Heating a rock above its liquidus temperature has significant effects on the morphology and composition of crystals formed upon cooling.



Working with Julia Hammer and Tanis Leonhardi (former undergrad in the lab, now PhD candidate at Berkeley), we explored the effects of superheating on a silica-undersaturated rock with olivine on the liquidus. Based on previous work (e.g., Colin Donaldson’s papers) we expected to see morphological differences with different degrees and durations of superheating, but quantification of these differences, via the surface area per unit volume of the olivine crystals, had not yet been applied to other superheating experiments. Another exciting development was the discovery of minor-element (Ni, Ca) compositional changes in olivine that correlate with superheating magnitude.


Relationships between superheating magnitude (y axis), crystal morphology (SvP), and NiO partition coefficients.

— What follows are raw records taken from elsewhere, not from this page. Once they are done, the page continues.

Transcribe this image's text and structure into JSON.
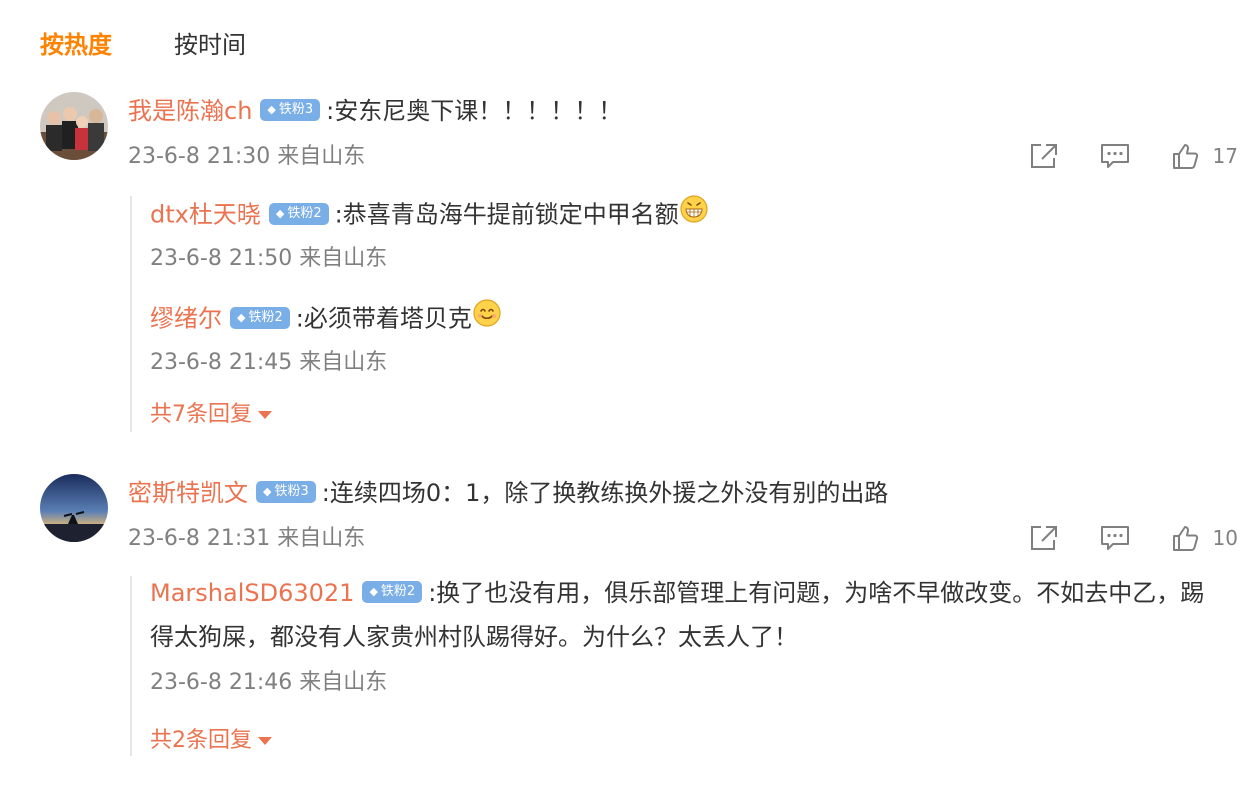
{
  "tabs": [
    {
      "label": "按热度",
      "active": true
    },
    {
      "label": "按时间",
      "active": false
    }
  ],
  "comments": [
    {
      "user": "我是陈瀚ch",
      "badge": "铁粉3",
      "text": ":安东尼奥下课！！！！！！",
      "meta": "23-6-8 21:30 来自山东",
      "likes": "17",
      "replies": [
        {
          "user": "dtx杜天晓",
          "badge": "铁粉2",
          "text": ":恭喜青岛海牛提前锁定中甲名额",
          "emoji": "grin-emoji",
          "meta": "23-6-8 21:50 来自山东"
        },
        {
          "user": "缪绪尔",
          "badge": "铁粉2",
          "text": ":必须带着塔贝克",
          "emoji": "smile-emoji",
          "meta": "23-6-8 21:45 来自山东"
        }
      ],
      "more": "共7条回复"
    },
    {
      "user": "密斯特凯文",
      "badge": "铁粉3",
      "text": ":连续四场0：1，除了换教练换外援之外没有别的出路",
      "meta": "23-6-8 21:31 来自山东",
      "likes": "10",
      "replies": [
        {
          "user": "MarshalSD63021",
          "badge": "铁粉2",
          "text": ":换了也没有用，俱乐部管理上有问题，为啥不早做改变。不如去中乙，踢得太狗屎，都没有人家贵州村队踢得好。为什么？太丢人了！",
          "meta": "23-6-8 21:46 来自山东"
        }
      ],
      "more": "共2条回复"
    }
  ],
  "colors": {
    "accent": "#ff8200",
    "username": "#eb7350",
    "badge": "#7aaee6",
    "meta": "#808080"
  },
  "icons": [
    "share-icon",
    "comment-icon",
    "like-icon",
    "diamond-icon"
  ]
}
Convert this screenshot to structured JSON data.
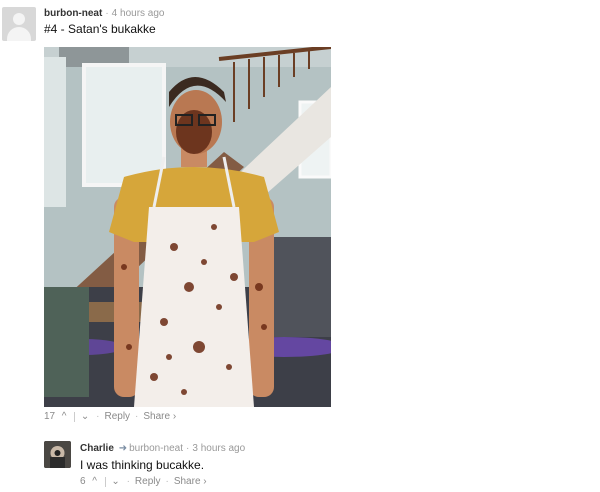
{
  "comment1": {
    "author": "burbon-neat",
    "time": "4 hours ago",
    "text": "#4 - Satan's bukakke",
    "votes": "17",
    "reply_label": "Reply",
    "share_label": "Share ›"
  },
  "comment2": {
    "author": "Charlie",
    "reply_to": "burbon-neat",
    "time": "3 hours ago",
    "text": "I was thinking bucakke.",
    "votes": "6",
    "reply_label": "Reply",
    "share_label": "Share ›"
  },
  "icons": {
    "upvote": "chevron-up-icon",
    "downvote": "chevron-down-icon",
    "reply_arrow": "reply-arrow-icon"
  },
  "colors": {
    "author": "#333333",
    "meta": "#999999",
    "actions": "#8a8a8a"
  }
}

Publication: First, E., Leonhardi, T., Hammer, J. (2018) Effects of superheating magnitude on olivine composition and growth morphology. Contributions to Mineralogy and Petrology, in review.